DIRECTIONS FOR THIS TASK: Your answer should be the records again, unchanged in wording and free of images.

* * *

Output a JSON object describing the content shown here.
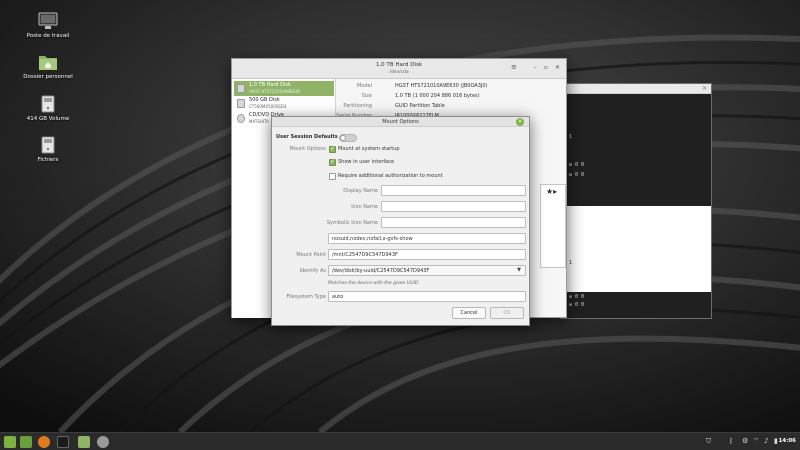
{
  "desktop": {
    "icons": [
      {
        "label": "Poste de travail",
        "icon": "computer-icon"
      },
      {
        "label": "Dossier personnel",
        "icon": "home-folder-icon"
      },
      {
        "label": "414 GB Volume",
        "icon": "drive-icon"
      },
      {
        "label": "Fichiers",
        "icon": "drive-icon"
      }
    ]
  },
  "terminal": {
    "lines": [
      "1",
      "w 0 0",
      "w 0 0",
      "1",
      "w 0 0",
      "w 0 0"
    ]
  },
  "disks": {
    "title": "1,0 TB Hard Disk",
    "subtitle": "/dev/sda",
    "drives": [
      {
        "name": "1,0 TB Hard Disk",
        "model": "HGST HTS721010A9E630",
        "selected": true
      },
      {
        "name": "500 GB Disk",
        "model": "CT500MX500SSD4",
        "selected": false
      },
      {
        "name": "CD/DVD Drive",
        "model": "MATSHITA",
        "selected": false
      }
    ],
    "info": [
      {
        "key": "Model",
        "value": "HGST HTS721010A9E630 (JB0OA3J0)"
      },
      {
        "key": "Size",
        "value": "1,0 TB (1 000 204 886 016 bytes)"
      },
      {
        "key": "Partitioning",
        "value": "GUID Partition Table"
      },
      {
        "key": "Serial Number",
        "value": "JR1000X6217FLM"
      }
    ]
  },
  "mount_dialog": {
    "title": "Mount Options",
    "user_session_defaults_label": "User Session Defaults",
    "user_session_defaults_on": false,
    "mount_options_label": "Mount Options",
    "checkboxes": [
      {
        "label": "Mount at system startup",
        "checked": true
      },
      {
        "label": "Show in user interface",
        "checked": true
      },
      {
        "label": "Require additional authorization to mount",
        "checked": false
      }
    ],
    "display_name_label": "Display Name",
    "display_name_value": "",
    "icon_name_label": "Icon Name",
    "icon_name_value": "",
    "symbolic_icon_name_label": "Symbolic Icon Name",
    "symbolic_icon_name_value": "",
    "options_value": "nosuid,nodev,nofail,x-gvfs-show",
    "mount_point_label": "Mount Point",
    "mount_point_value": "/mnt/C2547D9C547D943F",
    "identify_as_label": "Identify As",
    "identify_as_value": "/dev/disk/by-uuid/C2547D9C547D943F",
    "identify_hint": "Matches the device with the given UUID",
    "filesystem_type_label": "Filesystem Type",
    "filesystem_type_value": "auto",
    "cancel_label": "Cancel",
    "ok_label": "OK"
  },
  "taskbar": {
    "clock": "14:06"
  },
  "colors": {
    "accent": "#8fb466",
    "taskbar": "#2b2b2b"
  }
}
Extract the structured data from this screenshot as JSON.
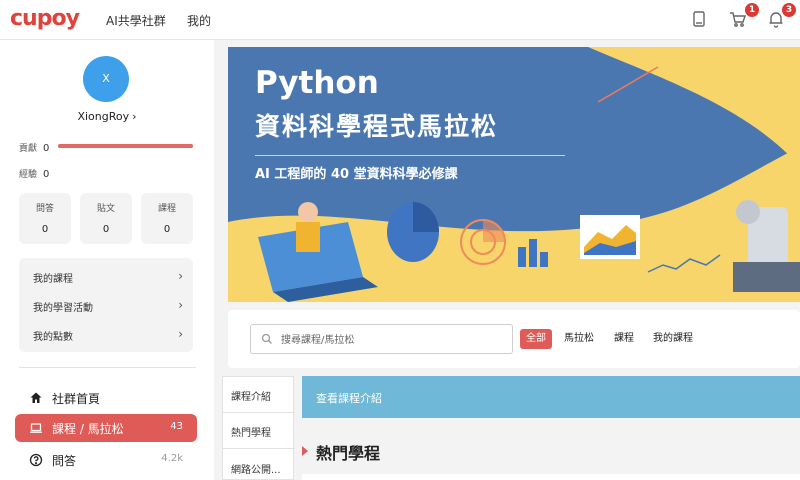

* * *

SOLUTION TO THIS TASK:
Output a JSON object describing the content shown here.
{
  "desktop": {
    "icons": [
      {
        "label": "Poste de travail",
        "icon": "computer-icon"
      },
      {
        "label": "Dossier personnel",
        "icon": "home-folder-icon"
      },
      {
        "label": "414 GB Volume",
        "icon": "drive-icon"
      },
      {
        "label": "Fichiers",
        "icon": "drive-icon"
      }
    ]
  },
  "terminal": {
    "lines": [
      "1",
      "w 0 0",
      "w 0 0",
      "1",
      "w 0 0",
      "w 0 0"
    ]
  },
  "disks": {
    "title": "1,0 TB Hard Disk",
    "subtitle": "/dev/sda",
    "drives": [
      {
        "name": "1,0 TB Hard Disk",
        "model": "HGST HTS721010A9E630",
        "selected": true
      },
      {
        "name": "500 GB Disk",
        "model": "CT500MX500SSD4",
        "selected": false
      },
      {
        "name": "CD/DVD Drive",
        "model": "MATSHITA",
        "selected": false
      }
    ],
    "info": [
      {
        "key": "Model",
        "value": "HGST HTS721010A9E630 (JB0OA3J0)"
      },
      {
        "key": "Size",
        "value": "1,0 TB (1 000 204 886 016 bytes)"
      },
      {
        "key": "Partitioning",
        "value": "GUID Partition Table"
      },
      {
        "key": "Serial Number",
        "value": "JR1000X6217FLM"
      }
    ]
  },
  "mount_dialog": {
    "title": "Mount Options",
    "user_session_defaults_label": "User Session Defaults",
    "user_session_defaults_on": false,
    "mount_options_label": "Mount Options",
    "checkboxes": [
      {
        "label": "Mount at system startup",
        "checked": true
      },
      {
        "label": "Show in user interface",
        "checked": true
      },
      {
        "label": "Require additional authorization to mount",
        "checked": false
      }
    ],
    "display_name_label": "Display Name",
    "display_name_value": "",
    "icon_name_label": "Icon Name",
    "icon_name_value": "",
    "symbolic_icon_name_label": "Symbolic Icon Name",
    "symbolic_icon_name_value": "",
    "options_value": "nosuid,nodev,nofail,x-gvfs-show",
    "mount_point_label": "Mount Point",
    "mount_point_value": "/mnt/C2547D9C547D943F",
    "identify_as_label": "Identify As",
    "identify_as_value": "/dev/disk/by-uuid/C2547D9C547D943F",
    "identify_hint": "Matches the device with the given UUID",
    "filesystem_type_label": "Filesystem Type",
    "filesystem_type_value": "auto",
    "cancel_label": "Cancel",
    "ok_label": "OK"
  },
  "taskbar": {
    "clock": "14:06"
  },
  "colors": {
    "accent": "#8fb466",
    "taskbar": "#2b2b2b"
  }
}
Extract the structured data from this screenshot as JSON.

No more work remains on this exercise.